A year later, Southwestern Law School purchased the building and, after exhaustive research, began restoring the Bullocks Wilshire building to its former unique opulence. It recovered interior columns in sycamore; restored whimsical bas reliefs and boldly abstract murals; retrieved and remounted original light fixtures; scraped walls to reveal layers of sage, saffron or vermilion beneath; and laid custom carpets that suggested those chosen by the building’s innovative designers. The first stage of renovation, more than 80,000 square feet on the lower floors of the five-story structure, won acclaim as one of the best adaptive reuse projects in the country.
Now the distinctive Southwestern Law School campus, encompassing nearly two city blocks in the Wilshire Center district of Los Angeles, incorporates this historic building. It houses an impressive law library; modern classrooms and seminar rooms featuring multi-media technology; a student dining room that once served as the department store’s famous Tea Room; and function rooms that include the exquisitely appointed Louis the Sixteenth Room, the marble-walled former Perfume Hall, and the southwestern-inspired Salle Moderne.

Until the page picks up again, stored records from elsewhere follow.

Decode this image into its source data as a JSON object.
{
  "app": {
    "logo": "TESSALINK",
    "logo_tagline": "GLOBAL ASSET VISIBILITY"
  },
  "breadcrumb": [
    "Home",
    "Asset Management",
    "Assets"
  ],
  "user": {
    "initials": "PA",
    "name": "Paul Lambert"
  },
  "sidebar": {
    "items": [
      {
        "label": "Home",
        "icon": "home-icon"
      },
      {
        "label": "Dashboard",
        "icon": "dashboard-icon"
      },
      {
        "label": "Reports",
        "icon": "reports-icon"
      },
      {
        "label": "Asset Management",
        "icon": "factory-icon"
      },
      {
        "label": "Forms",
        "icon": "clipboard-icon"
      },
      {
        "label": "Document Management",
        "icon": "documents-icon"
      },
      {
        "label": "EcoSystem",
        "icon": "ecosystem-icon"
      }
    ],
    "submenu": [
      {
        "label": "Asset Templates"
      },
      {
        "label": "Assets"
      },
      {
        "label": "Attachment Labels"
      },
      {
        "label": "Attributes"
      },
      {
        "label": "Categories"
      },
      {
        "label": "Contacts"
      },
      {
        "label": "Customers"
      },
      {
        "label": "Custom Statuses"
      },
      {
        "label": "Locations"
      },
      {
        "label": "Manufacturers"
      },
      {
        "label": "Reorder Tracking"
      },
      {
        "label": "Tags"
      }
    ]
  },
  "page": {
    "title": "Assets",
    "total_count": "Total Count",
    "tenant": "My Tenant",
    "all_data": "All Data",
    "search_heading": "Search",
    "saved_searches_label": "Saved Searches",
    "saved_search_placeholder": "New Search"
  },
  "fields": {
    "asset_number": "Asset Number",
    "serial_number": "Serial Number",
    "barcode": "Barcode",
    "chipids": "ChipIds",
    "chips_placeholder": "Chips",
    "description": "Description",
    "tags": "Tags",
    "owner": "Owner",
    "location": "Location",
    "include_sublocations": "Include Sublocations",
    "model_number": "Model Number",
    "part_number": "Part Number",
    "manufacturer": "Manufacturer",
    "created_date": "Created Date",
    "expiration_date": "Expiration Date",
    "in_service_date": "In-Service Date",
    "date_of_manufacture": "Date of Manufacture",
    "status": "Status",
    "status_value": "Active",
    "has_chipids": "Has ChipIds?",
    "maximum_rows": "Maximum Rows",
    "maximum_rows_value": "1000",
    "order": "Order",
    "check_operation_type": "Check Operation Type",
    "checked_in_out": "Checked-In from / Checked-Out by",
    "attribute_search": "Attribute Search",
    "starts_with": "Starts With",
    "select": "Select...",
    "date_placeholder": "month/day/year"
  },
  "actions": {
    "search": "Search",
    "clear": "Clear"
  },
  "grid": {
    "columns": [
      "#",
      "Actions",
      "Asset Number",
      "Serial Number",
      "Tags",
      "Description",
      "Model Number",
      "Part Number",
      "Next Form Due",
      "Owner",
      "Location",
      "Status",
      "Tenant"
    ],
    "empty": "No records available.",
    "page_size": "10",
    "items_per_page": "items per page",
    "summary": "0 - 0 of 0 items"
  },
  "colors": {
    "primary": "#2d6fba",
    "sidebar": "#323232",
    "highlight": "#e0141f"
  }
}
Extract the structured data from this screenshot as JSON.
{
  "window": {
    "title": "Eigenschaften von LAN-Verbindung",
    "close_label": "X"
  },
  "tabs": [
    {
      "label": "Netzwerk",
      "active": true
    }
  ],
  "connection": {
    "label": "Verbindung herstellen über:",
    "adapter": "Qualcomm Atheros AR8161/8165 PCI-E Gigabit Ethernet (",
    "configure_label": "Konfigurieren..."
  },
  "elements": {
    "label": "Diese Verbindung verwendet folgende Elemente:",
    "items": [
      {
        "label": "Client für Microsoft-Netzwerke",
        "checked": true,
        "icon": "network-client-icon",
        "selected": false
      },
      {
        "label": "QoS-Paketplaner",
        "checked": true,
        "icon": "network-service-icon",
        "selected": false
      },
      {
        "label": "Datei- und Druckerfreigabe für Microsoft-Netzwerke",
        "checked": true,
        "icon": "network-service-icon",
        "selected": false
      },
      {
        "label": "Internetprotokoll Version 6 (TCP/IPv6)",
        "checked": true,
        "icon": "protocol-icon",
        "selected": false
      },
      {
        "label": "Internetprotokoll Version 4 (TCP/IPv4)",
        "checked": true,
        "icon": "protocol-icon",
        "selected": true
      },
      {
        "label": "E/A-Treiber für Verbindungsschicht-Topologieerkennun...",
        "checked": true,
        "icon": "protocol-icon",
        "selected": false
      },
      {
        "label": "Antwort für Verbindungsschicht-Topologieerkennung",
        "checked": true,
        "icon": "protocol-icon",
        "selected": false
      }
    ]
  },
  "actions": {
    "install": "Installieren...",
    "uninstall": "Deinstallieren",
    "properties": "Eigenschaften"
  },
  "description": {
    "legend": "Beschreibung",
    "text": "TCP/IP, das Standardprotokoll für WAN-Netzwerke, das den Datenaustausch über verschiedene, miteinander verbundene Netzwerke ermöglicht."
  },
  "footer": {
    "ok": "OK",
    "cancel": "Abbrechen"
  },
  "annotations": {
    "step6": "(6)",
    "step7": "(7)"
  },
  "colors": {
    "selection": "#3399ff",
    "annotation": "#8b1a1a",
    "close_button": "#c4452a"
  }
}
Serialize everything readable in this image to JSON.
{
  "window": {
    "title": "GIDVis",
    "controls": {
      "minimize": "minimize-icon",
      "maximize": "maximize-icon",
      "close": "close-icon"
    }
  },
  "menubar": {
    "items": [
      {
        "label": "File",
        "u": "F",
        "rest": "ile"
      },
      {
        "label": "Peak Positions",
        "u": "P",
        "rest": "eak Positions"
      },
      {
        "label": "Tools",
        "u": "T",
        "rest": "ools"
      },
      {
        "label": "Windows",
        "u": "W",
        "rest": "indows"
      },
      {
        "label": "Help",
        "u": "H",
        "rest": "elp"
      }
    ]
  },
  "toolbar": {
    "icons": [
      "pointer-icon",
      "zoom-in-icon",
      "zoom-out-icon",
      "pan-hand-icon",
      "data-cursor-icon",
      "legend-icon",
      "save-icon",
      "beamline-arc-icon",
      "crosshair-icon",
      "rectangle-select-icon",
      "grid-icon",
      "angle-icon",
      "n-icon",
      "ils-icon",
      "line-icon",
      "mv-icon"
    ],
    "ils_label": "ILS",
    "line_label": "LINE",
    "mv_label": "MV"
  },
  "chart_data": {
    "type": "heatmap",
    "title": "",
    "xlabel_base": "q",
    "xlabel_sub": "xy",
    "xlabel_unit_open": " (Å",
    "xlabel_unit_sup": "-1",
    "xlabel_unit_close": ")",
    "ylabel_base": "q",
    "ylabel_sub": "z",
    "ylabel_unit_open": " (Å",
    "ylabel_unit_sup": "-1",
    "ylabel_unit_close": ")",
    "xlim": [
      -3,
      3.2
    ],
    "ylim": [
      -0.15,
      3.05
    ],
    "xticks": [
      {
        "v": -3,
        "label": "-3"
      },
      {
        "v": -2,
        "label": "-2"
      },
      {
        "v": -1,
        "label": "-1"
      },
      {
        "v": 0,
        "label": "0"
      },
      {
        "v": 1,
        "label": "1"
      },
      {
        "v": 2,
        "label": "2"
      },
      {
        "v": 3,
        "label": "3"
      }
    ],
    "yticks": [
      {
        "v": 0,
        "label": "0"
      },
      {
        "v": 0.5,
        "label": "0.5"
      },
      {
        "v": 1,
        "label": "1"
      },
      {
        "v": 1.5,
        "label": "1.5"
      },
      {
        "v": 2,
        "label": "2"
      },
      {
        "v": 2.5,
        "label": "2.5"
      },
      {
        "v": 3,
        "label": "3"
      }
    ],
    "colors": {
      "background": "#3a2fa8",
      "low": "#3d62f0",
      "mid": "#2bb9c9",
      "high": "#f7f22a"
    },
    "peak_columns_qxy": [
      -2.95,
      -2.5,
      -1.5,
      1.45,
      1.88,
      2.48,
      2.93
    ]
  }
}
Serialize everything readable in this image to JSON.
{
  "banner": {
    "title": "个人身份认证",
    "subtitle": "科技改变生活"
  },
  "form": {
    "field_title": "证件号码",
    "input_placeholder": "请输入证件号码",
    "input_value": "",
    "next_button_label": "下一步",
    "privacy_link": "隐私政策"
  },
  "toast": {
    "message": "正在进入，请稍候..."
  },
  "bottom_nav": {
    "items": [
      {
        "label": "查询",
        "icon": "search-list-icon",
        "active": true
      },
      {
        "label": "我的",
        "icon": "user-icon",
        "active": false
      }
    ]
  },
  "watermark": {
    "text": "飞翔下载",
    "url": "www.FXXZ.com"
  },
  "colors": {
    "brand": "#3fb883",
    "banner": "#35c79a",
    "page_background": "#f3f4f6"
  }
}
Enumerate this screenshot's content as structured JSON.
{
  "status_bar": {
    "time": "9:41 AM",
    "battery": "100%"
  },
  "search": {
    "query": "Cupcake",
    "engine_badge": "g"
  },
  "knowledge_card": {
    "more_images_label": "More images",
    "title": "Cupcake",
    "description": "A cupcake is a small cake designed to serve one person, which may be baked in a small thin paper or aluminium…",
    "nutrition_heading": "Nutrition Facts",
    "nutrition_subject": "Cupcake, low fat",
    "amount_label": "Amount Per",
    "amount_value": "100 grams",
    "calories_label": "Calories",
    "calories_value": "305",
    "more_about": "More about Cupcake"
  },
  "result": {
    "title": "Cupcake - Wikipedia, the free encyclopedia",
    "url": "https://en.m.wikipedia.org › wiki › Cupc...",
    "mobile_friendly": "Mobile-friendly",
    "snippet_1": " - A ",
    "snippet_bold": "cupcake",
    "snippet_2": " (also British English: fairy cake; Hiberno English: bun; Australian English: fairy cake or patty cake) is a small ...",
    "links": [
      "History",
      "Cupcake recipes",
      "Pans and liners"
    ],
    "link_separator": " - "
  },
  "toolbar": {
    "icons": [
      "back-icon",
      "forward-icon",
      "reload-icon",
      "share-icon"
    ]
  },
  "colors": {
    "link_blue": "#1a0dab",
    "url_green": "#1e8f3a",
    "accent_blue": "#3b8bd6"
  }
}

An official project of "Save America’s Treasures," the law school’s restoration project has received 10 awards for excellence, including the Preservation Honor Award from the National Trust for Historic Preservation. According to Richard Moe, president of the Trust, "Southwestern stepped in and restored this magnificent building. Its faith and vision created a ripple effect...Now Southwestern students and the community can enjoy one of the finest Art Deco masterpieces in the nation."
Today, Southwestern is a hub where past and future converge, epitomized by the debut of the Julian C. Dixon Courtroom and Advocacy Center on the first floor of the Bullocks Wilshire building. This state-of-the-art educational facility melds a stylistic homage to the past with the digital legal technology of the future. In this high-tech academic laboratory, law students put cutting-edge litigation methods into dynamic practice. The center’s features include an advanced evidence presentation system, remote conferencing, plasma screen displays, automated court reporting, assistive and foreign language interpretation, and a network-connected jury deliberation room.
Newly opened to law students this summer, the Dixon Center will be formally unveiled to the public at a gala celebration and dinner at Southwestern Law School on Friday, October 22, 2004. The evening celebrates not only the center’s completion, but the culmination of the entire Bullocks Wilshire restoration project and Southwestern campus as well. The formal evening includes a reception, building tours, and technology-focused demonstrations in the Dixon Center beginning at 6 p.m., followed by an elegant al fresco dinner and program. U.S. Supreme Court Justice Anthony M. Kennedy will be the special guest speaker, and history buff Huell Howser, producer and host of KCET-TV's California's Gold, will serve as master of ceremonies. Tickets for the event are $250. Reservations may be made through Southwestern's Development Office. Corporate sponsorships are available.